Task prompt: The listing is to be repeated exactly, and its pictures are to be left out.

Exercise data:
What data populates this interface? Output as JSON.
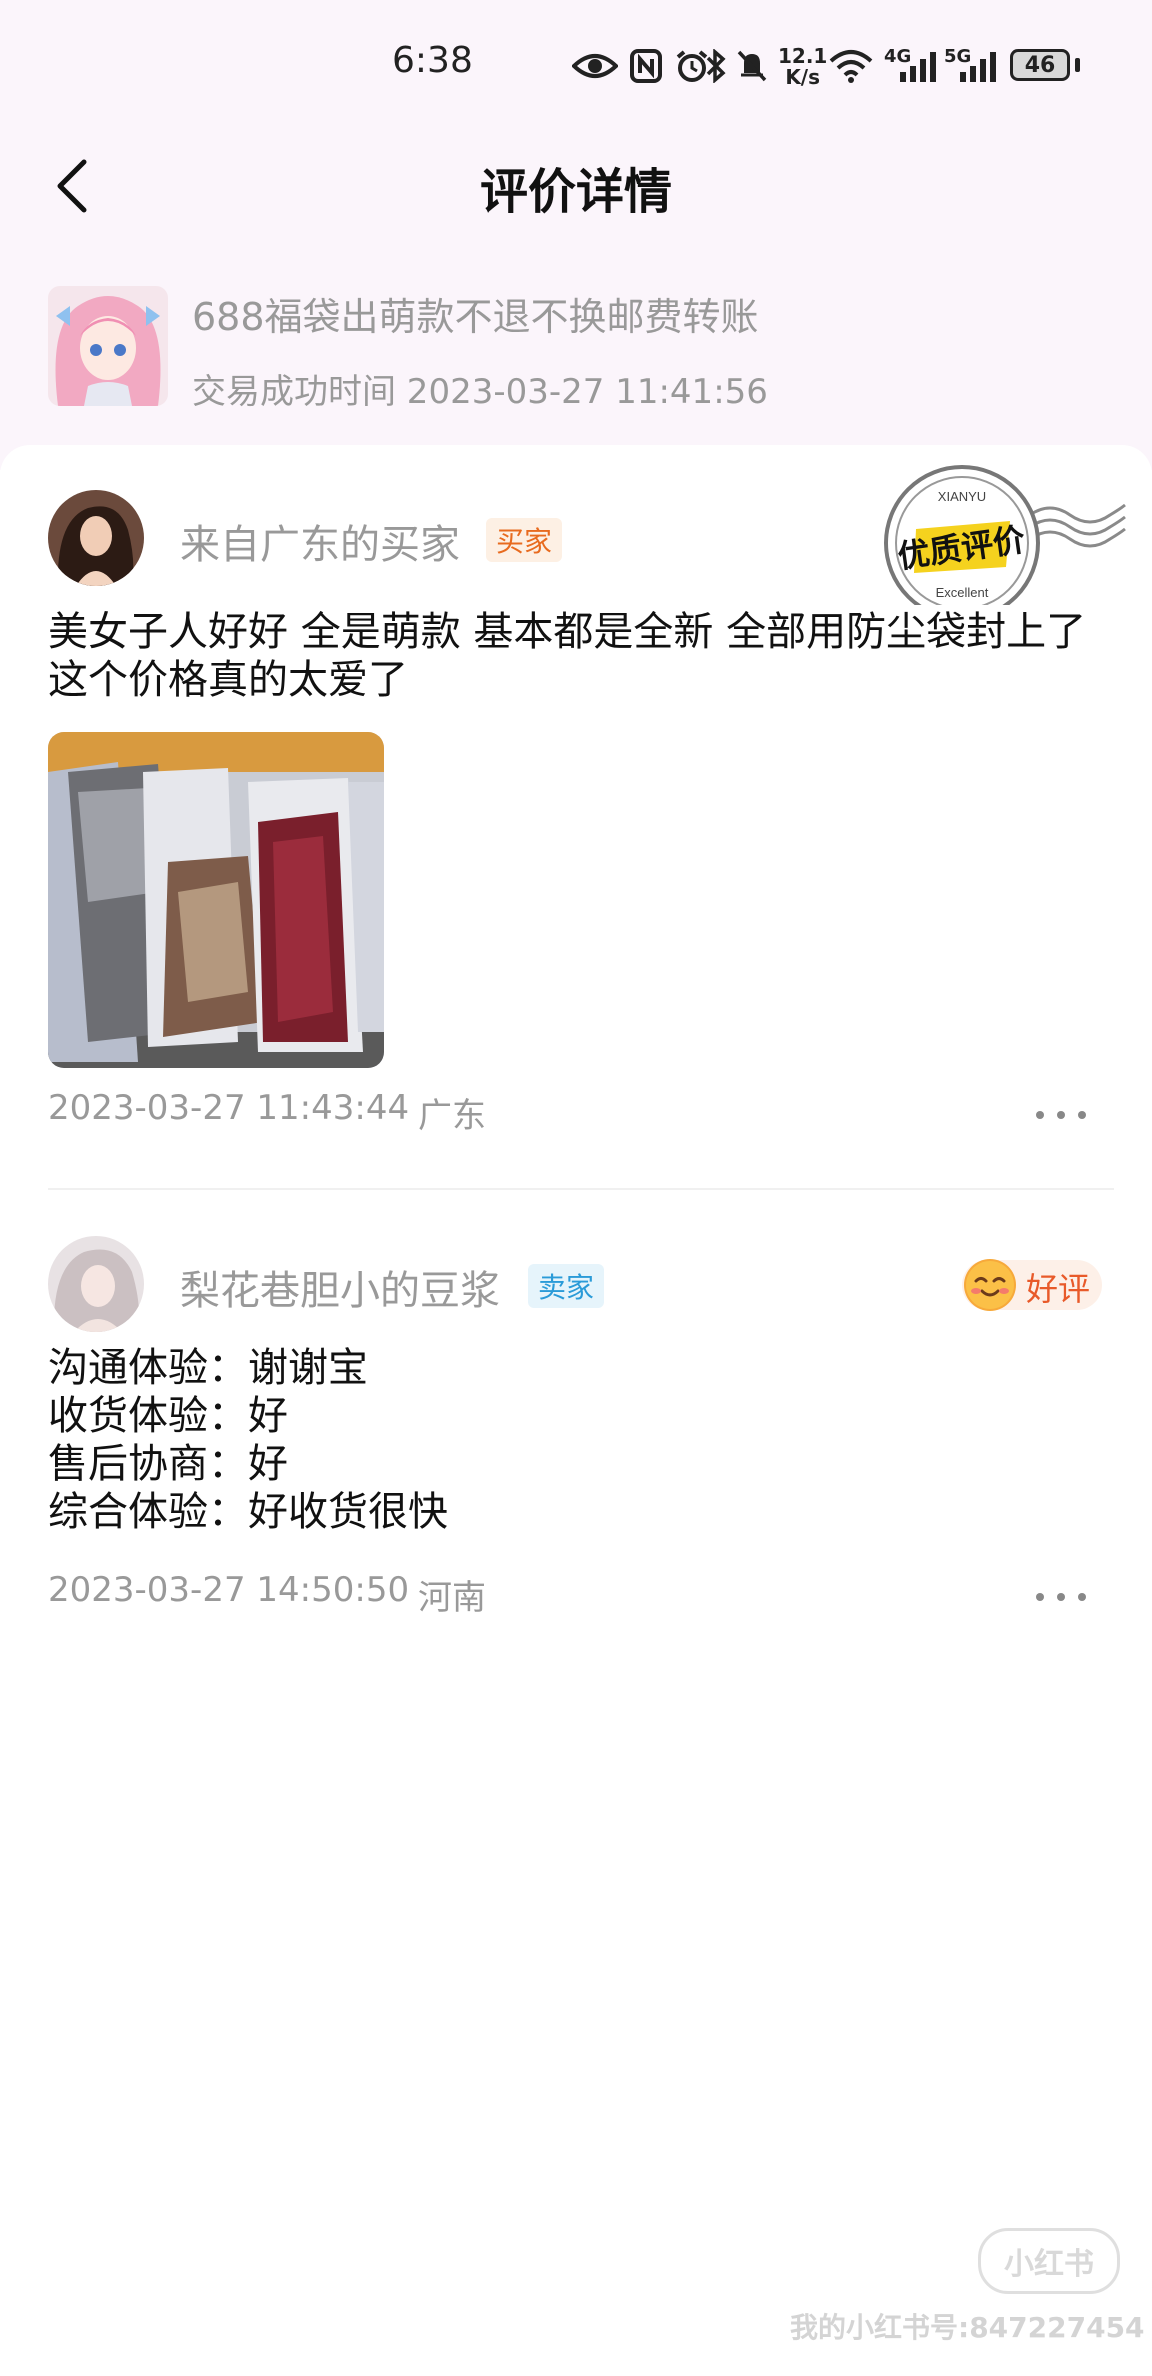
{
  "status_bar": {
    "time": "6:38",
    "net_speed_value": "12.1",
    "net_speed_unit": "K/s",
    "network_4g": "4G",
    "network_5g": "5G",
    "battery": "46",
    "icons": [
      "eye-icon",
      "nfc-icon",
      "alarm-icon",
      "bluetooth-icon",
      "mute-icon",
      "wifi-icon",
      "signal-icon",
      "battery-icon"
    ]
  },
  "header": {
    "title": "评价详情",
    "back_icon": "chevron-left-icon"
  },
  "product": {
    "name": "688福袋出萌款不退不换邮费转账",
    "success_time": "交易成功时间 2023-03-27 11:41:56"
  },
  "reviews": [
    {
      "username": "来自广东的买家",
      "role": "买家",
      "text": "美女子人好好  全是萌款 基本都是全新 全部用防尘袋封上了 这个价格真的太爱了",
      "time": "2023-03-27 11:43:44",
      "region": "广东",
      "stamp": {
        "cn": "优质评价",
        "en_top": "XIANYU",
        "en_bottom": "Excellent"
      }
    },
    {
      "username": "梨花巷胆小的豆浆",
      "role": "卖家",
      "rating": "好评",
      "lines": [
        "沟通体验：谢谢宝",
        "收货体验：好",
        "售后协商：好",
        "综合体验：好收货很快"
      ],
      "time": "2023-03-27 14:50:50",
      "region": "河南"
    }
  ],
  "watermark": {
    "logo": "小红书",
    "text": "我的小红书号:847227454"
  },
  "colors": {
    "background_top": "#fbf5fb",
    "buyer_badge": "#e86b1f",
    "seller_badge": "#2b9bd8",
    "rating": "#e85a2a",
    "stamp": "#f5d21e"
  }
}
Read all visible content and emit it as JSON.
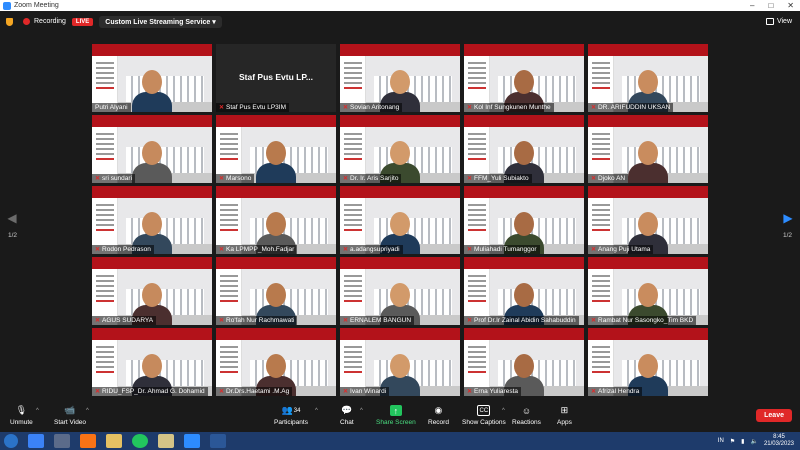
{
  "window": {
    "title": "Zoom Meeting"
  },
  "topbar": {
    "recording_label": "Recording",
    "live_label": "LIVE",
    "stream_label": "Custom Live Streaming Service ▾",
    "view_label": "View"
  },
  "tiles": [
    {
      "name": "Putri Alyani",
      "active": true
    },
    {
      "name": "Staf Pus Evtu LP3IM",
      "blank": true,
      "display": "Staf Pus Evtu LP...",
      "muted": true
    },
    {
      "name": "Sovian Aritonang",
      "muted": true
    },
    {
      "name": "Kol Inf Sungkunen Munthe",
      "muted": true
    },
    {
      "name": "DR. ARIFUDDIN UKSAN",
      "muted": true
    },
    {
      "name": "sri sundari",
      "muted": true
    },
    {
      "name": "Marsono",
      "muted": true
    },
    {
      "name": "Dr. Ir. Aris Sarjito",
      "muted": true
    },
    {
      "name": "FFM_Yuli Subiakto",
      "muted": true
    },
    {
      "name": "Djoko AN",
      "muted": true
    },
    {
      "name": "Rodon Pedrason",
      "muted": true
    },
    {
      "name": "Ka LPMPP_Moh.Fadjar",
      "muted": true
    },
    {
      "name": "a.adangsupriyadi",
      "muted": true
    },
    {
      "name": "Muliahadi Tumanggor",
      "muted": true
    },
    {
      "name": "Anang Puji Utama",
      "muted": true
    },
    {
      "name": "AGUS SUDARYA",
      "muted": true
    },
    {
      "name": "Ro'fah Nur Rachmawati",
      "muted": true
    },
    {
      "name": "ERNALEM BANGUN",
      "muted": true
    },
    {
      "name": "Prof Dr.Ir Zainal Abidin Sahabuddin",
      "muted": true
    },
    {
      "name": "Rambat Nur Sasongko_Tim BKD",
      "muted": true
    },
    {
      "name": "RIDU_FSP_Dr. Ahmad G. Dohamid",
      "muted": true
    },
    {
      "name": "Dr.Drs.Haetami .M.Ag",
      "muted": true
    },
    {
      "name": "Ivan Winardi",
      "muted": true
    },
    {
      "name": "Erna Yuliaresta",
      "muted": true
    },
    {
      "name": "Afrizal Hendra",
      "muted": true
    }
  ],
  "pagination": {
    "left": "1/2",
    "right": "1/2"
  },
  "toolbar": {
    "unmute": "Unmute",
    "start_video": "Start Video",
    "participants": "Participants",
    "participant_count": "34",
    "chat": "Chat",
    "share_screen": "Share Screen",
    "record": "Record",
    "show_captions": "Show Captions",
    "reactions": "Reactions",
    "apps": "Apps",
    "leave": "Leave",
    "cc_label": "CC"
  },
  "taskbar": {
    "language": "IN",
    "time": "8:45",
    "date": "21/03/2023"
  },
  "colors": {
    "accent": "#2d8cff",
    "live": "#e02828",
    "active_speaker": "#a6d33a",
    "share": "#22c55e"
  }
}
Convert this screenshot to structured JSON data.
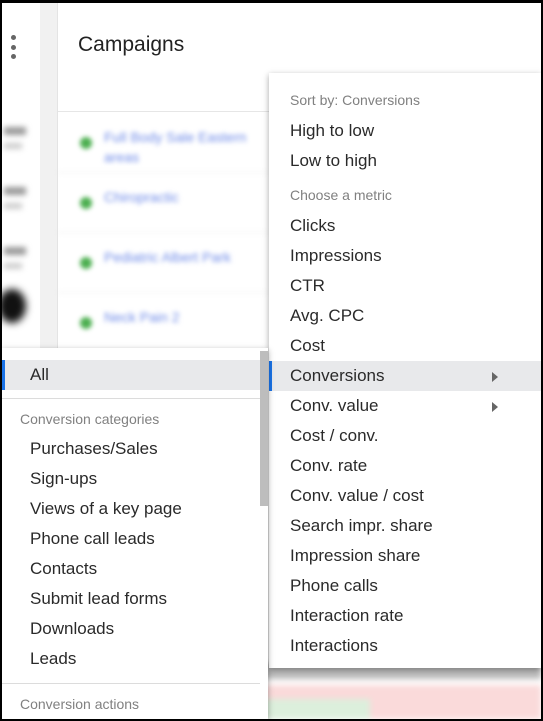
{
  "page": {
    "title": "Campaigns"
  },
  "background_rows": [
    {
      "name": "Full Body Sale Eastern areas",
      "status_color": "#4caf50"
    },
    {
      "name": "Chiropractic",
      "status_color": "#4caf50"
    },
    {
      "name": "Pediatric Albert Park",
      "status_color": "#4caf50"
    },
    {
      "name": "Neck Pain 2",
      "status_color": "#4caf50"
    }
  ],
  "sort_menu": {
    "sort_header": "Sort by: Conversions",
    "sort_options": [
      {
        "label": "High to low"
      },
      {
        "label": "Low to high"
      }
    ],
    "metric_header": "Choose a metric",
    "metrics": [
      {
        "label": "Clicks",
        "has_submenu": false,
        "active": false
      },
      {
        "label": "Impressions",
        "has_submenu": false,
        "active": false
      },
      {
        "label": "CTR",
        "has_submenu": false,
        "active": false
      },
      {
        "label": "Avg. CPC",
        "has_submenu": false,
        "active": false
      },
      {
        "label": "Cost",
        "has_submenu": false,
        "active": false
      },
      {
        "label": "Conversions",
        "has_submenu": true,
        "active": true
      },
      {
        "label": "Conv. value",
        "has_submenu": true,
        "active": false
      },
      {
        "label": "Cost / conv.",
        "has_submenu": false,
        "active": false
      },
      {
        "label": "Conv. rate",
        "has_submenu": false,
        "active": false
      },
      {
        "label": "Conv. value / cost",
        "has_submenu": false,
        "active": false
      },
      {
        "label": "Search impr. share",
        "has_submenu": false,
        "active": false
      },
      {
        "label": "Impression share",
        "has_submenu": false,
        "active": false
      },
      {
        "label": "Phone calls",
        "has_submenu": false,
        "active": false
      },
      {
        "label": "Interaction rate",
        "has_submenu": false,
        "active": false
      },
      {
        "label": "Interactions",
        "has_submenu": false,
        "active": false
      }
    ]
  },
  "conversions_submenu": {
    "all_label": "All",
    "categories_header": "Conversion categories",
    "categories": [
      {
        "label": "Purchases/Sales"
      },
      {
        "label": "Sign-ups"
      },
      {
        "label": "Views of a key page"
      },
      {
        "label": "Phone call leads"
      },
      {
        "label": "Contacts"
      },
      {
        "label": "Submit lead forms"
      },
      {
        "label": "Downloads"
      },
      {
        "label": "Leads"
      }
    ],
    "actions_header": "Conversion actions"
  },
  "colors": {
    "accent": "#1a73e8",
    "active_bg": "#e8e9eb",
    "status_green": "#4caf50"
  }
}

Solved exercise:
What data populates this interface? Output as JSON.
{
  "status_bar": {
    "time": "6:38",
    "net_speed_value": "12.1",
    "net_speed_unit": "K/s",
    "network_4g": "4G",
    "network_5g": "5G",
    "battery": "46",
    "icons": [
      "eye-icon",
      "nfc-icon",
      "alarm-icon",
      "bluetooth-icon",
      "mute-icon",
      "wifi-icon",
      "signal-icon",
      "battery-icon"
    ]
  },
  "header": {
    "title": "评价详情",
    "back_icon": "chevron-left-icon"
  },
  "product": {
    "name": "688福袋出萌款不退不换邮费转账",
    "success_time": "交易成功时间 2023-03-27 11:41:56"
  },
  "reviews": [
    {
      "username": "来自广东的买家",
      "role": "买家",
      "text": "美女子人好好  全是萌款 基本都是全新 全部用防尘袋封上了 这个价格真的太爱了",
      "time": "2023-03-27 11:43:44",
      "region": "广东",
      "stamp": {
        "cn": "优质评价",
        "en_top": "XIANYU",
        "en_bottom": "Excellent"
      }
    },
    {
      "username": "梨花巷胆小的豆浆",
      "role": "卖家",
      "rating": "好评",
      "lines": [
        "沟通体验：谢谢宝",
        "收货体验：好",
        "售后协商：好",
        "综合体验：好收货很快"
      ],
      "time": "2023-03-27 14:50:50",
      "region": "河南"
    }
  ],
  "watermark": {
    "logo": "小红书",
    "text": "我的小红书号:847227454"
  },
  "colors": {
    "background_top": "#fbf5fb",
    "buyer_badge": "#e86b1f",
    "seller_badge": "#2b9bd8",
    "rating": "#e85a2a",
    "stamp": "#f5d21e"
  }
}
Read all visible content and emit it as JSON.
{
  "window": {
    "title": "Zoom Meeting"
  },
  "topbar": {
    "recording_label": "Recording",
    "live_label": "LIVE",
    "stream_label": "Custom Live Streaming Service ▾",
    "view_label": "View"
  },
  "tiles": [
    {
      "name": "Putri Alyani",
      "active": true
    },
    {
      "name": "Staf Pus Evtu LP3IM",
      "blank": true,
      "display": "Staf Pus Evtu LP...",
      "muted": true
    },
    {
      "name": "Sovian Aritonang",
      "muted": true
    },
    {
      "name": "Kol Inf Sungkunen Munthe",
      "muted": true
    },
    {
      "name": "DR. ARIFUDDIN UKSAN",
      "muted": true
    },
    {
      "name": "sri sundari",
      "muted": true
    },
    {
      "name": "Marsono",
      "muted": true
    },
    {
      "name": "Dr. Ir. Aris Sarjito",
      "muted": true
    },
    {
      "name": "FFM_Yuli Subiakto",
      "muted": true
    },
    {
      "name": "Djoko AN",
      "muted": true
    },
    {
      "name": "Rodon Pedrason",
      "muted": true
    },
    {
      "name": "Ka LPMPP_Moh.Fadjar",
      "muted": true
    },
    {
      "name": "a.adangsupriyadi",
      "muted": true
    },
    {
      "name": "Muliahadi Tumanggor",
      "muted": true
    },
    {
      "name": "Anang Puji Utama",
      "muted": true
    },
    {
      "name": "AGUS SUDARYA",
      "muted": true
    },
    {
      "name": "Ro'fah Nur Rachmawati",
      "muted": true
    },
    {
      "name": "ERNALEM BANGUN",
      "muted": true
    },
    {
      "name": "Prof Dr.Ir Zainal Abidin Sahabuddin",
      "muted": true
    },
    {
      "name": "Rambat Nur Sasongko_Tim BKD",
      "muted": true
    },
    {
      "name": "RIDU_FSP_Dr. Ahmad G. Dohamid",
      "muted": true
    },
    {
      "name": "Dr.Drs.Haetami .M.Ag",
      "muted": true
    },
    {
      "name": "Ivan Winardi",
      "muted": true
    },
    {
      "name": "Erna Yuliaresta",
      "muted": true
    },
    {
      "name": "Afrizal Hendra",
      "muted": true
    }
  ],
  "pagination": {
    "left": "1/2",
    "right": "1/2"
  },
  "toolbar": {
    "unmute": "Unmute",
    "start_video": "Start Video",
    "participants": "Participants",
    "participant_count": "34",
    "chat": "Chat",
    "share_screen": "Share Screen",
    "record": "Record",
    "show_captions": "Show Captions",
    "reactions": "Reactions",
    "apps": "Apps",
    "leave": "Leave",
    "cc_label": "CC"
  },
  "taskbar": {
    "language": "IN",
    "time": "8:45",
    "date": "21/03/2023"
  },
  "colors": {
    "accent": "#2d8cff",
    "live": "#e02828",
    "active_speaker": "#a6d33a",
    "share": "#22c55e"
  }
}
Convert this screenshot to structured JSON data.
{
  "page": {
    "title": "Campaigns"
  },
  "background_rows": [
    {
      "name": "Full Body Sale Eastern areas",
      "status_color": "#4caf50"
    },
    {
      "name": "Chiropractic",
      "status_color": "#4caf50"
    },
    {
      "name": "Pediatric Albert Park",
      "status_color": "#4caf50"
    },
    {
      "name": "Neck Pain 2",
      "status_color": "#4caf50"
    }
  ],
  "sort_menu": {
    "sort_header": "Sort by: Conversions",
    "sort_options": [
      {
        "label": "High to low"
      },
      {
        "label": "Low to high"
      }
    ],
    "metric_header": "Choose a metric",
    "metrics": [
      {
        "label": "Clicks",
        "has_submenu": false,
        "active": false
      },
      {
        "label": "Impressions",
        "has_submenu": false,
        "active": false
      },
      {
        "label": "CTR",
        "has_submenu": false,
        "active": false
      },
      {
        "label": "Avg. CPC",
        "has_submenu": false,
        "active": false
      },
      {
        "label": "Cost",
        "has_submenu": false,
        "active": false
      },
      {
        "label": "Conversions",
        "has_submenu": true,
        "active": true
      },
      {
        "label": "Conv. value",
        "has_submenu": true,
        "active": false
      },
      {
        "label": "Cost / conv.",
        "has_submenu": false,
        "active": false
      },
      {
        "label": "Conv. rate",
        "has_submenu": false,
        "active": false
      },
      {
        "label": "Conv. value / cost",
        "has_submenu": false,
        "active": false
      },
      {
        "label": "Search impr. share",
        "has_submenu": false,
        "active": false
      },
      {
        "label": "Impression share",
        "has_submenu": false,
        "active": false
      },
      {
        "label": "Phone calls",
        "has_submenu": false,
        "active": false
      },
      {
        "label": "Interaction rate",
        "has_submenu": false,
        "active": false
      },
      {
        "label": "Interactions",
        "has_submenu": false,
        "active": false
      }
    ]
  },
  "conversions_submenu": {
    "all_label": "All",
    "categories_header": "Conversion categories",
    "categories": [
      {
        "label": "Purchases/Sales"
      },
      {
        "label": "Sign-ups"
      },
      {
        "label": "Views of a key page"
      },
      {
        "label": "Phone call leads"
      },
      {
        "label": "Contacts"
      },
      {
        "label": "Submit lead forms"
      },
      {
        "label": "Downloads"
      },
      {
        "label": "Leads"
      }
    ],
    "actions_header": "Conversion actions"
  },
  "colors": {
    "accent": "#1a73e8",
    "active_bg": "#e8e9eb",
    "status_green": "#4caf50"
  }
}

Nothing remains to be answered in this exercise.